After being sworn in as the state’s 23rd governor, the Democrat told a joint session of the 63rd Legislature he plans to reach out to members from both parties to achieve his agenda.
“I want us to collaborate early an often,” Inslee said
Only three days into the 105-day legislative session, a Republican-controlled majority has already taken power in the Senate, threatening gridlock.
Inslee promised to work with the Senate’s new majority coalition and its chosen leader, Rodney Tom (D-Medina).
In addition to the $1 billion deficit, the legislature must find the money needed to satisfy court’s McCleary decision on education funding. Inslee has promised not to raise taxes and has said his focus will be on streamlining government.
The new governor said he will focus on gun control legislation in the wake of the deadly school shootings in Connecticut last month.
“Common sense tells us that this solution will involve mental health and keeping guns out of the wrong hands,” Inslee said.
Inslee also touched on health care in his first day on the job, promising to sign legislation that would require insurance companies to cover abortions if they also cover live births as outlined in the Reproductive Parity Act. The partisan response from lawmakers signaled the legislation faces a tough road if it eventually lands on Inslee’s desk.
The new governor also said the state must work hard to implement the Affordable Care Act, saying Medicaid expansion will save the state money.

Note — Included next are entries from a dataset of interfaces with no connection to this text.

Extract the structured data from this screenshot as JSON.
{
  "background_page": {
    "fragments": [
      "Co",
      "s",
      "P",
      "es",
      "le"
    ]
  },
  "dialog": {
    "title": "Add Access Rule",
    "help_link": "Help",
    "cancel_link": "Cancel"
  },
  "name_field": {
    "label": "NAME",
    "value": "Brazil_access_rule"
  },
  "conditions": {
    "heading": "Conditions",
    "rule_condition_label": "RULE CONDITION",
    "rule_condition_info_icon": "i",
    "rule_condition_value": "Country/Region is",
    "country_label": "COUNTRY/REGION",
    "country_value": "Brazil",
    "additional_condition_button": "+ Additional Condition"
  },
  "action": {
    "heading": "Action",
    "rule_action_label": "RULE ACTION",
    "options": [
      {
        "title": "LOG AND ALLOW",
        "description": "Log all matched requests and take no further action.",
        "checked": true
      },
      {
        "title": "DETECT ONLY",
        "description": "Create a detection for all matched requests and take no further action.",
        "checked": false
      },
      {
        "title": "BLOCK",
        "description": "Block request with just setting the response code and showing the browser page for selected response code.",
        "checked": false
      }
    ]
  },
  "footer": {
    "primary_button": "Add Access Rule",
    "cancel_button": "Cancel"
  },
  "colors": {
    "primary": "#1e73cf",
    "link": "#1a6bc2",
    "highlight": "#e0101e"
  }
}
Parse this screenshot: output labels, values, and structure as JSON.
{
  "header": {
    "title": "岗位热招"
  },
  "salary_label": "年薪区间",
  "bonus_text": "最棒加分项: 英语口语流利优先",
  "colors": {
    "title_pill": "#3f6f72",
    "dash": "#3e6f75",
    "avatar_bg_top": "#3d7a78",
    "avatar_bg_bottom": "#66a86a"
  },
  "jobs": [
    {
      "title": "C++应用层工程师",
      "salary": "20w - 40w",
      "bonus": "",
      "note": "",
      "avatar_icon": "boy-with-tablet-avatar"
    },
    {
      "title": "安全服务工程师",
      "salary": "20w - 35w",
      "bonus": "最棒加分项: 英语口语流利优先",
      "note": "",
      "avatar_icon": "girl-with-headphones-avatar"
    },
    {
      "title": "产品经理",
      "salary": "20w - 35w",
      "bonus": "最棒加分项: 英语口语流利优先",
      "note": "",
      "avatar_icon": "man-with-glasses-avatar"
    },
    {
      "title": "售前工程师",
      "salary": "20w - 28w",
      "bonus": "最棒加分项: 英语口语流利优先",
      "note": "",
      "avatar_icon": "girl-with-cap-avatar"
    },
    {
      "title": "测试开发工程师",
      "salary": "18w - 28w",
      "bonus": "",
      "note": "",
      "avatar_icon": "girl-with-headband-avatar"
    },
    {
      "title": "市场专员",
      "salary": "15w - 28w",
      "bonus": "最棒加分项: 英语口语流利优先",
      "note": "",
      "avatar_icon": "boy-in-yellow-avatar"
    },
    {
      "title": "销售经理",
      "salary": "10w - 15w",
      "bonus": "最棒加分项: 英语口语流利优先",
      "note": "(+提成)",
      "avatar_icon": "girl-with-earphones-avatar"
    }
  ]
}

Education funding is expected to be closely watched in Olympia during the 2013 session and Inlsee said he will “act immediately to sharpen the relationship between our schools and the economy they are preparing our young people to enter.”
He also stuck with familiar themes from his campaign, including clean energy job growth and improving transportation infrastructure. Inslee supports tax credits for clean energy programs.
“These jobs won’t just fall into our laps. Washington has what it takes to win, but the clean energy race is highly competitive.”
The speech kicked off a busy day for the new governor, which will conclude with tonight’s Inaugural Ball on the Capitol Campus.